When I first got into precious metals investing, I had a tough time deciding what I should invest in: gold bullion or coins? Frankly, I was leaning toward gold coins at first, especially the spectacular St. Gaudens double eagle. They seemed so glamorous, bullion so dull.
I still think bullion is dull, though some coin bullion is pretty enough. But I don’t buy bullion because it’s pretty. I buy it because when I look at it, I see dollar signs. So no gold coins for me — and I believe you should follow the same road.
What’s Wrong With Gold Coins?
Not a thing. There are good and valid reasons for people to buy gold coins, but those people should be coin collectors. You see, they’re investing in a combination of metal value and the rarity of the coin itself. That’s fine, but you can’t guarantee that the rarity of the coin will consistently drive its value.
The collectible value of gold coins can be quite volatile — much more so than the value of their gold content. Plus, you’re paying a big premium over the actual gold price when you purchase a rare coin. As an investor in precious metals, you must focus on the metal value of your gold, never the collectible value.
Two more reasons to avoid coins: recently, overseas counterfeiters have been flooding the rare coin market with convincing fakes, a practice that’s damaging coin values. Plus, you can’t legally melt down American coins anymore, so their value as bullion has decreased.
Bullion is easier to sell, harder to fake, and tends to be purer than coinage; plus, the premium tends to be lower. So why bother with gold coins, except as a hobby?
Here’s another good reason not to muck around with rare gold coins: bullion rounds (also known as coin bullion) are plentiful, easily available, and tend to be quite pretty. Many resemble classic coinage anyway, but are deliberately designed to have little or no numismatic value.
With coin bullion, it’s all about the gold. As it should be.
If you plan to purchase coin bullion, we recommend government issues, especially U.S. Mint strikes. The American Gold Eagle, which comes in tenth-ounce, quarter-ounce, half-ounce, and full ounce weights, is a great choice, since the purity, weight, and content are all backed by the federal government.
Even better, it features the famous St. Gaudens double eagle design. Win-win!
Coin Vs. Bar
But what type of gold bullion is preferable: coin or bar bullion?
There are cogent arguments for both. For aesthetic reasons, many investors prefer coin bullion, with its eye-catching designs, over plain gold bars. It tends to be easier to purchase in small amounts, too; while smaller gold bars do exist, it’s more common to see them in weights of ten ounces or more.
At $1450+ per ounce these days, many investors can’t afford larger bars very often, so bullion rounds are more attractive. Plus, they tend to be easier to liquidate, since their weight, purity and content appear right on the face.
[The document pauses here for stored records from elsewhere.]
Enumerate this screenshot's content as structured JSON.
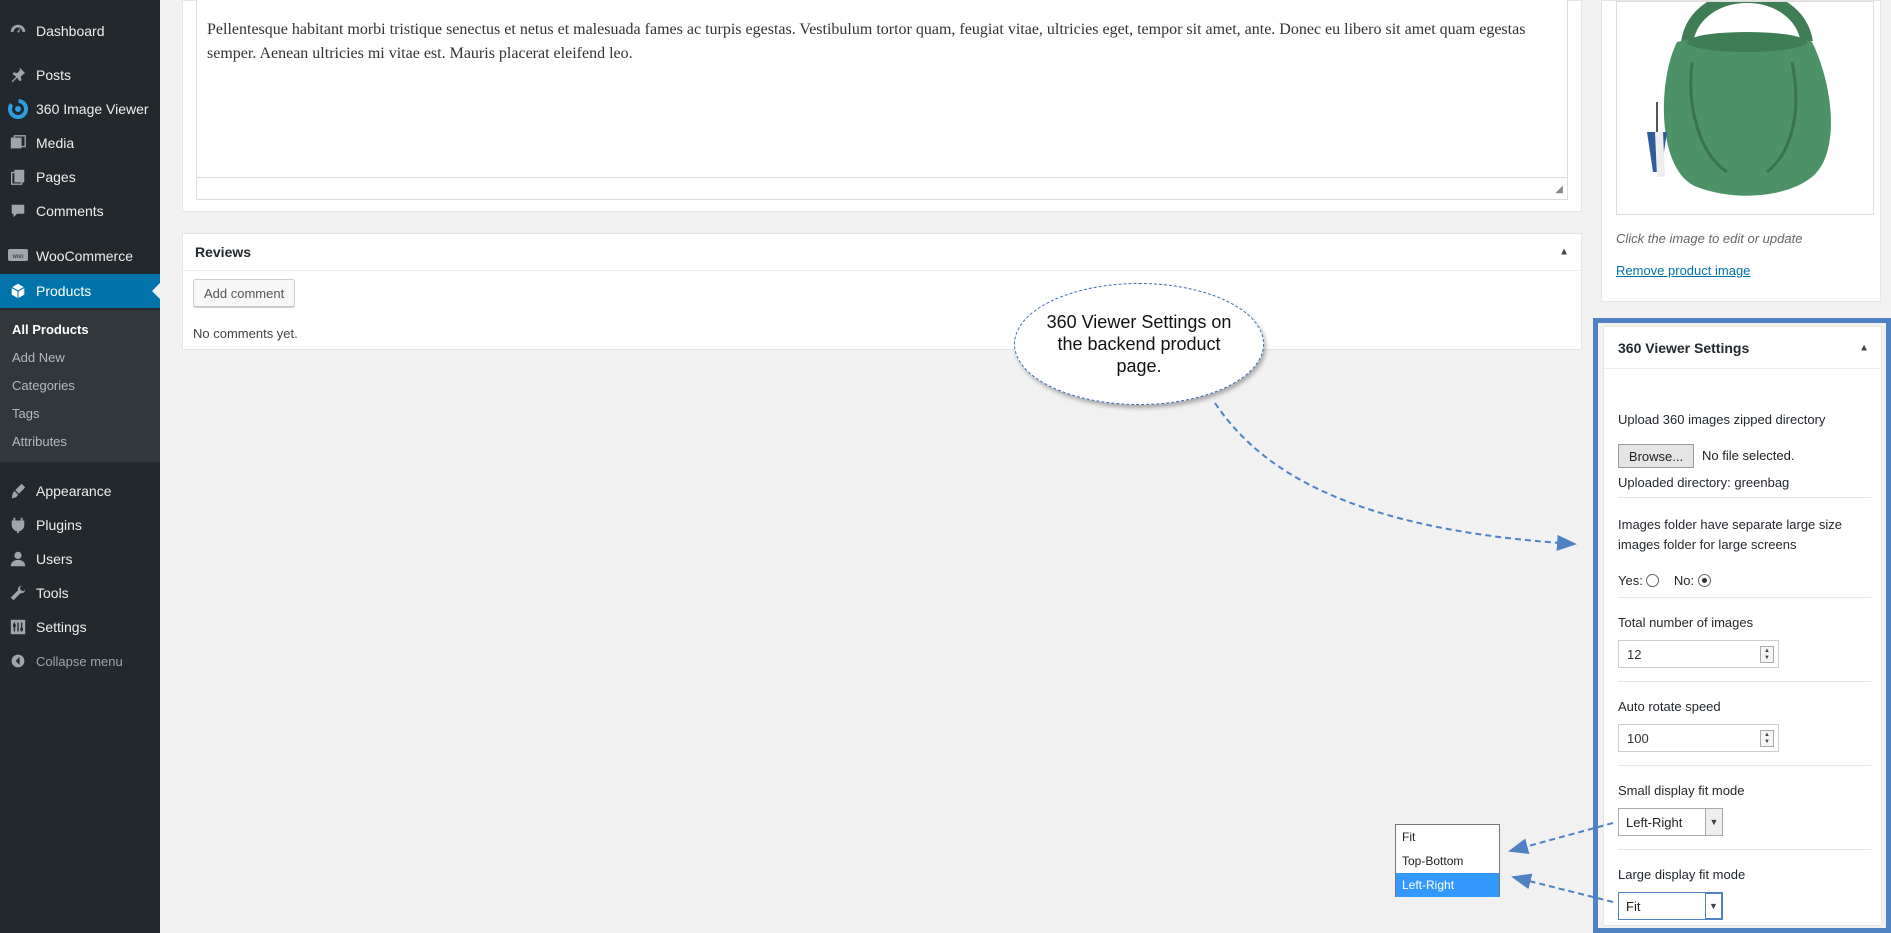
{
  "sidebar": {
    "items": [
      {
        "label": "Dashboard",
        "icon": "dashboard-icon"
      },
      {
        "label": "Posts",
        "icon": "pushpin-icon"
      },
      {
        "label": "360 Image Viewer",
        "icon": "rotate-360-icon"
      },
      {
        "label": "Media",
        "icon": "media-icon"
      },
      {
        "label": "Pages",
        "icon": "pages-icon"
      },
      {
        "label": "Comments",
        "icon": "comment-icon"
      },
      {
        "label": "WooCommerce",
        "icon": "woocommerce-icon"
      },
      {
        "label": "Products",
        "icon": "products-icon"
      },
      {
        "label": "Appearance",
        "icon": "paintbrush-icon"
      },
      {
        "label": "Plugins",
        "icon": "plug-icon"
      },
      {
        "label": "Users",
        "icon": "user-icon"
      },
      {
        "label": "Tools",
        "icon": "wrench-icon"
      },
      {
        "label": "Settings",
        "icon": "settings-icon"
      },
      {
        "label": "Collapse menu",
        "icon": "collapse-icon"
      }
    ],
    "submenu": [
      "All Products",
      "Add New",
      "Categories",
      "Tags",
      "Attributes"
    ],
    "accent": "#0073aa"
  },
  "editor": {
    "content": "Pellentesque habitant morbi tristique senectus et netus et malesuada fames ac turpis egestas. Vestibulum tortor quam, feugiat vitae, ultricies eget, tempor sit amet, ante. Donec eu libero sit amet quam egestas semper. Aenean ultricies mi vitae est. Mauris placerat eleifend leo."
  },
  "reviews": {
    "title": "Reviews",
    "add_comment": "Add comment",
    "empty": "No comments yet."
  },
  "product_image": {
    "caption": "Click the image to edit or update",
    "remove": "Remove product image"
  },
  "viewer_settings": {
    "title": "360 Viewer Settings",
    "upload_label": "Upload 360 images zipped directory",
    "browse": "Browse...",
    "no_file": "No file selected.",
    "uploaded_dir": "Uploaded directory: greenbag",
    "separate_large": "Images folder have separate large size images folder for large screens",
    "yes": "Yes:",
    "no": "No:",
    "selected_option": "No",
    "total_label": "Total number of images",
    "total_value": "12",
    "speed_label": "Auto rotate speed",
    "speed_value": "100",
    "small_label": "Small display fit mode",
    "small_value": "Left-Right",
    "large_label": "Large display fit mode",
    "large_value": "Fit"
  },
  "dropdown": {
    "options": [
      "Fit",
      "Top-Bottom",
      "Left-Right"
    ],
    "highlighted": "Left-Right"
  },
  "callout": {
    "text": "360 Viewer Settings on the backend product page."
  },
  "colors": {
    "annotation": "#4f82c4",
    "highlight": "#3399ff"
  }
}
This isn’t always the case with bars.
However, gold bars tend to have a lower premium cost per ounce, so bar bullion has its own level of attraction, since it saves a bit of money in the end. It all comes out in the wash, as they say.
Be that as it may, there’s one thing you can be certain about here: when it comes down to a question of gold bullion or coins, bullion is the clear winner.